...off an icy slope and shoot into the air and land on two thin (relatively speaking) sticks. Obviously ski jumping is not a sport I am especially eager to take up, but there are plenty of women who do ski jump already and want to be able to do it in the Olympics. The ski jumpers have been doing everything in their power to get their sport into the Olympics, but with few positive results.
Last September the jumpers filed a complaint with the Canadian Human Rights Commission charging that federal monies (all the taxpayer dollars going towards the 2010 games) cannot be spent on facilities that discriminate--as the ski jumping ones would. A settlement on that complaint has been reached. (More on that in a bit.)

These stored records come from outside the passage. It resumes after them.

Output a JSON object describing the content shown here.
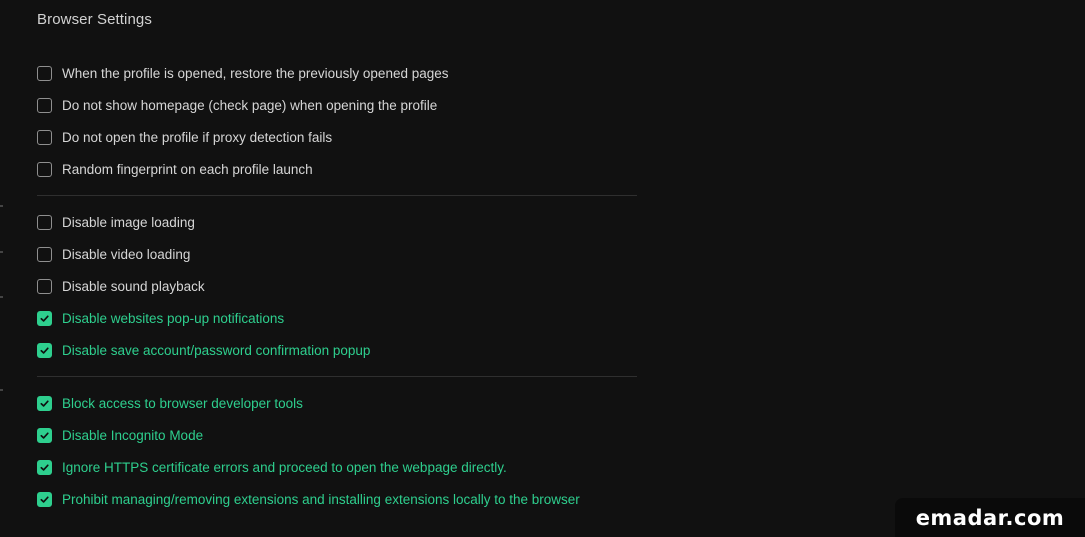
{
  "section": {
    "title": "Browser Settings"
  },
  "groups": [
    {
      "items": [
        {
          "label": "When the profile is opened, restore the previously opened pages",
          "checked": false
        },
        {
          "label": "Do not show homepage (check page) when opening the profile",
          "checked": false
        },
        {
          "label": "Do not open the profile if proxy detection fails",
          "checked": false
        },
        {
          "label": "Random fingerprint on each profile launch",
          "checked": false
        }
      ]
    },
    {
      "items": [
        {
          "label": "Disable image loading",
          "checked": false
        },
        {
          "label": "Disable video loading",
          "checked": false
        },
        {
          "label": "Disable sound playback",
          "checked": false
        },
        {
          "label": "Disable websites pop-up notifications",
          "checked": true
        },
        {
          "label": "Disable save account/password confirmation popup",
          "checked": true
        }
      ]
    },
    {
      "items": [
        {
          "label": "Block access to browser developer tools",
          "checked": true
        },
        {
          "label": "Disable Incognito Mode",
          "checked": true
        },
        {
          "label": "Ignore HTTPS certificate errors and proceed to open the webpage directly.",
          "checked": true
        },
        {
          "label": "Prohibit managing/removing extensions and installing extensions locally to the browser",
          "checked": true
        }
      ]
    }
  ],
  "watermark": {
    "text": "emadar.com"
  },
  "colors": {
    "accent": "#2ecf8e",
    "background": "#111111",
    "text": "#d6d6d6",
    "checkbox_border": "#8f8f8f",
    "divider": "#2f2f2f"
  },
  "icons": {
    "checkbox_check": "checkmark-icon"
  }
}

Former Salt Lake City mayor Deedee Corradini has urged Canada to put pressure on the IOC, which has said it will only consider adding the sport when it sees women's ski jumping as having universal interest. And the latest news out of Canada is that the federal government will indeed get involved and put pressure on the IOC to add women's ski jumping to the Vancouver schedule (I am so there if they do!). The government's involvement is part of the CHRC settlement, though this article does not provide many details of the settlement or how/why exactly a human rights complaint gets settled.
The human rights violations charge may provide some pressure, but given that the IOC was not too interested in human rights issues when it gave the summer games to China it may not be an especially effective tactic. The settlement seems to preclude the possibility of a full-fledged fight on the basis of equal rights. The CHRC could have found (I am speculating a little here given that I know nothing about human rights law in Canada except what I have read in the context of ski jumping) that using federal dollars to construct the ski jumping venue is discrimination and it halts that construction, thus potentially halting all ski jumping in 2010. But that does not seem to be the position they are putting the IOC in, though we won't know exactly what the negotiations next week in Vancouver will entail.
Given the IOC's rigid rules on adding sports, I doubt even the pressure of the host nation will sway them in this matter. Unless Canada is holding some kind of trump card and is prepared to play hard ball with the IOC, the (historically misogynist) organization is unlikely to be moved from their position. Also problematic is that Dick Pound, Canada's top Olympic official, is not really into the fight. He keeps citing the IOC rules about adding sports and notes that women's ski jumping is nowhere near meeting the criteria.
Point of fact: despite the IOC's insistence that the sport has not grown enough, statistics show that there are actually more female ski jumpers internationally than there are female athletes in already established winter Olympic sports.